This interview was originally published by Leaders League on Tuesday, 13 September 2022.
As a pioneer in the anti-bribery and compliance certification market, Speeki Europe (formerly known as ETHIC Intelligence) continues its development through its merger with the Speeki Group. Initially dedicated to technology solutions for whistleblowing, the organisation is evolving into the broader ESG sector. Leaders League got the thoughts of Scott Lane and Pauline Bailly, Speeki's European president and director of anti-corruption certification, respectively.
What are the key changes in your structure and/or organisation in 2022?
Pauline Bailly: In April 2022, ETHIC Intelligence merged with its sister company Speeki, which originally specialised in technology-based whistleblowing solutions, and now more broadly in environmental, social and governance (ESG) risk management. Under the leadership of Scott Lane, ETHIC Intelligence has been renamed Speeki Europe and remains the only ISO 37001 accredited entity in the group. This merger therefore has little or no impact on our certification activities yet will gradually strengthen our skills and scope of action in ESG, thanks to Speeki’s technologies and experts.
What is your analysis of the certification market more than two years on from the start of the pandemic?
Scott Lane: Initially, the COVID-19 pandemic did slow down activity. But the demand for certification picked up very quickly, once organisations got used to working remotely and accreditation agencies relaxed their rules on remote auditing. As a global organisation, we were already used to this practice, which made it easier for us to adapt.
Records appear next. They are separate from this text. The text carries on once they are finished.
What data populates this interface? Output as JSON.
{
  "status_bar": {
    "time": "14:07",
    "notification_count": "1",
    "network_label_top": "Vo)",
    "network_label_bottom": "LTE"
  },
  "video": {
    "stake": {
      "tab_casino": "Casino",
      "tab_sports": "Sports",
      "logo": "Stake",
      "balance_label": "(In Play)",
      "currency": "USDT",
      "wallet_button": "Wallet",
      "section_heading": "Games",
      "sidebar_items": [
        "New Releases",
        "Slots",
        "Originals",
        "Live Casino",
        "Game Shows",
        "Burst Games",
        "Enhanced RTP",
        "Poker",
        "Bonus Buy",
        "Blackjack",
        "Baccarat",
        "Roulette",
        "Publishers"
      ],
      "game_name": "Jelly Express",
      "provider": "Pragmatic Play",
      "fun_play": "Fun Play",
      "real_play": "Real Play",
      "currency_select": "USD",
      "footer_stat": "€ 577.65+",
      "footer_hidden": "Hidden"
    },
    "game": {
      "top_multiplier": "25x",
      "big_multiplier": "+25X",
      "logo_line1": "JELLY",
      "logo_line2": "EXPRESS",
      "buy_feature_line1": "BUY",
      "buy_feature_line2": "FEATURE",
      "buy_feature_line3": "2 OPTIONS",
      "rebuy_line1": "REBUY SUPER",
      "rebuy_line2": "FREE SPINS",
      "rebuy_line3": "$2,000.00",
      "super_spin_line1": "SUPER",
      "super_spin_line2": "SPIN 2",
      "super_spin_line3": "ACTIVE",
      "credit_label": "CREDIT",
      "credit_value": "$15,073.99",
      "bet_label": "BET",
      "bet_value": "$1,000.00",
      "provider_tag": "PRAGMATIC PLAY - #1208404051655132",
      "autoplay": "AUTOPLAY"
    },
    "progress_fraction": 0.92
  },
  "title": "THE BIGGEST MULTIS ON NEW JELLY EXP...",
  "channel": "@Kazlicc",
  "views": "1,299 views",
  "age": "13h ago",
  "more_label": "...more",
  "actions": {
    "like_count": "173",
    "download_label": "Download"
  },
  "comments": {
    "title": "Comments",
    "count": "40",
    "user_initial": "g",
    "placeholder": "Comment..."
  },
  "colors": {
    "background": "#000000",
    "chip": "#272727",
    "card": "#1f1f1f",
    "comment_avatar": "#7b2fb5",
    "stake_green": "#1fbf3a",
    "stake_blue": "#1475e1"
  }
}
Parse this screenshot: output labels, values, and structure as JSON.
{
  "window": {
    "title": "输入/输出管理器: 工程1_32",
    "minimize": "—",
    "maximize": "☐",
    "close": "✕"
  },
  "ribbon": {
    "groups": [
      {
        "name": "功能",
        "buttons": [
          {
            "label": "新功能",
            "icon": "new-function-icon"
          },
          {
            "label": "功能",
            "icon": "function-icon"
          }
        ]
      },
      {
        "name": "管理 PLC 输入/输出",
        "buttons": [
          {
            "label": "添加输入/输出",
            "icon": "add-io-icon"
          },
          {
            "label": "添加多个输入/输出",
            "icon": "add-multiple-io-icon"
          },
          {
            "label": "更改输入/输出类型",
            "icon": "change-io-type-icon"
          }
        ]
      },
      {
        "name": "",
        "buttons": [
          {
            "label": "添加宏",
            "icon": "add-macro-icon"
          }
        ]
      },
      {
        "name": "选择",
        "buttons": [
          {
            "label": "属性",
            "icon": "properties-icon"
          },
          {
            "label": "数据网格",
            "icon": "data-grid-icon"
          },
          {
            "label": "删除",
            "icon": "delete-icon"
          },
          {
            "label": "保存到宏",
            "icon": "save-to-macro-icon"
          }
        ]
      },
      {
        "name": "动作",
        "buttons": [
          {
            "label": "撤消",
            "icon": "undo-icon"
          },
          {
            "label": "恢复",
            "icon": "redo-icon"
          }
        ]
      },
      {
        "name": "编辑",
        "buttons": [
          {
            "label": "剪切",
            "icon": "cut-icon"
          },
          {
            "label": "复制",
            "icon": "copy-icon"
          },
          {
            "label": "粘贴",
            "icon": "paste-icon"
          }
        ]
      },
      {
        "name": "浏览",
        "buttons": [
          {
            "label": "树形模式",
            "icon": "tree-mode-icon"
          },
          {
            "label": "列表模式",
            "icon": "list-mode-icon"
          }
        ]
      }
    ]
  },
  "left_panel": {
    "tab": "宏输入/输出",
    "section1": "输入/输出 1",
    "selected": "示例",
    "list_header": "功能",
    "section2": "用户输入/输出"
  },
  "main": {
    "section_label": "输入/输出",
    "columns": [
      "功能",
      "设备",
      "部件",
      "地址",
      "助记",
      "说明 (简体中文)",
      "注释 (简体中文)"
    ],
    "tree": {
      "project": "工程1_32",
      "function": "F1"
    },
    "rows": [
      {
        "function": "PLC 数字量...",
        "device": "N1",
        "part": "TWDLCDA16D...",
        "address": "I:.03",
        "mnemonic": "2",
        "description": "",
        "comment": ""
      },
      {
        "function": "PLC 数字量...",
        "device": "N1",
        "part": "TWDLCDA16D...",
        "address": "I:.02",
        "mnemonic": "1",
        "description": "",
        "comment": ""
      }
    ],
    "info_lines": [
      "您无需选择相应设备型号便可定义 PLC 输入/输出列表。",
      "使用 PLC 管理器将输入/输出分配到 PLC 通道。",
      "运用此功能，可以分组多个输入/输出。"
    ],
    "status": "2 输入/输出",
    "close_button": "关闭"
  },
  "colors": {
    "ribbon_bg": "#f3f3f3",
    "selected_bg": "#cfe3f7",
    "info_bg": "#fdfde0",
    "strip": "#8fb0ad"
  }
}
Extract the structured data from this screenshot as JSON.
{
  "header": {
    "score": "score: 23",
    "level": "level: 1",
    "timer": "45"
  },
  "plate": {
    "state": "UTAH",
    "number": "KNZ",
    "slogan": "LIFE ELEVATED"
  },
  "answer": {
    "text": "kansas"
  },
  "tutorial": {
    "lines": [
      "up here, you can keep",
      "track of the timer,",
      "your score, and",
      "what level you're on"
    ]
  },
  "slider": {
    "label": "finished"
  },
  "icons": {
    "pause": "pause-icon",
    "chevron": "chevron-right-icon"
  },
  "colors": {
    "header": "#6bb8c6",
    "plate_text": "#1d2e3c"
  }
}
Today, the certification market, as it applies to the standards we are interested in, is progressing well. The ISO 37001 standard on anti-corruption management systems is well established. More and more organisations are using the standard and launching a certification process, both in the private and public sector. In France, there has been a great deal of progress, which can be explained in part by organisations fully realising the importance of the subject and upgrading their anti-corruption compliance programmes as a result. They are now ready for certification (the publication of the benchmark and promulgation of the Sapin 2 law both date from the end of 2016). Widely used where governments require certification for public procurement, Latin America, southeast Asia and some European countries (e.g. Italy and Romania) are champions of ISO 37001 certification - see ISO Survey 2020, publication 2021 pending. The US is also making progress in adopting the standard.
PB: The ISO 37301 standard on compliance management systems published in 2021 has opened up certification to any conformity obligation. Its scope is deliberately broad, because compliance in one organisation may be quite different from compliance in another. It depends on the activity and the risks involved. This standard comes at the right time for compliance teams whose scope is expanding as ESG issues become more prominent.
In your opinion, what is the added value of ISO standards (compared to other standards)?
SL: In terms of anti-corruption and compliance, they are the best internationally recognised standards available. The harmonisation of applicable laws, regulations and best practices around a system is what an ISO standard is all about. Many organisations are still struggling to get a sustainable programme up and running, often spending already scarce resources where they are not necessarily needed. Too much valuable time is spent on administrative tasks like compilation, filing, questionnaires, etc. where automation could be used. ISO standards help to build systems that allow this, in a proportionate, appropriate and risk-based way.
How do ISO 37001 and 37301 contribute in practice to the fight against corruption, fraud and money laundering?
PB: The ISO management system standards should be seen for what they are, i.e. a management tool. Their common objective is to prevent, detect and manage incidents by setting up an effective system. They propose to transform a legal or regulatory obligation into a programme structured by a methodology and a framework. In this context, they are a very good tool for fighting corruption and other compliance risks.
Furthermore, the certification provided by ISO standards boosts the commitment of employees to the subject, which in turn helps combat it. The integrated and participatory approach of ISO standards encourages organisations to involve all teams and departments in the operation of the system. And certification implies auditing these same teams, who may then feel more involved. It seems to me that employees, who are ever more demanding in terms of what they expect from their company, are more open to the idea of participating in a joint certification project. Following an annual training module or filling in a conflict-of-interest declaration takes this to another dimension.
The ISO 37002 standard was published in July 2021. In your opinion, does compliance with this standard guarantee the effectiveness of internal whistleblowing systems within companies?
SL: In a similar way, the document is a harmonisation of the existing rules on whistleblowing, and thus, a real guide. The ISO 37002 guidelines are a very good basis for setting up an alert-management system. The document proposes that alerts be managed via a comprehensive programme encompassing receipt, assessment and triage, handling, status and communication, protection of the whistleblower, investigation, management, resolution and conclusion; adding to this the "system" aspects: planning, monitoring and review of objectives, internal audit, management review, etc.
How to learn more
The ISO Whistleblowing Guidelines are available to purchase from the ISO stores in each country. Check the ISO website for further details.
If you are interested in building your programme from scratch or for consultative advice on the ISO Whistleblowing Guidelines, please contact us here.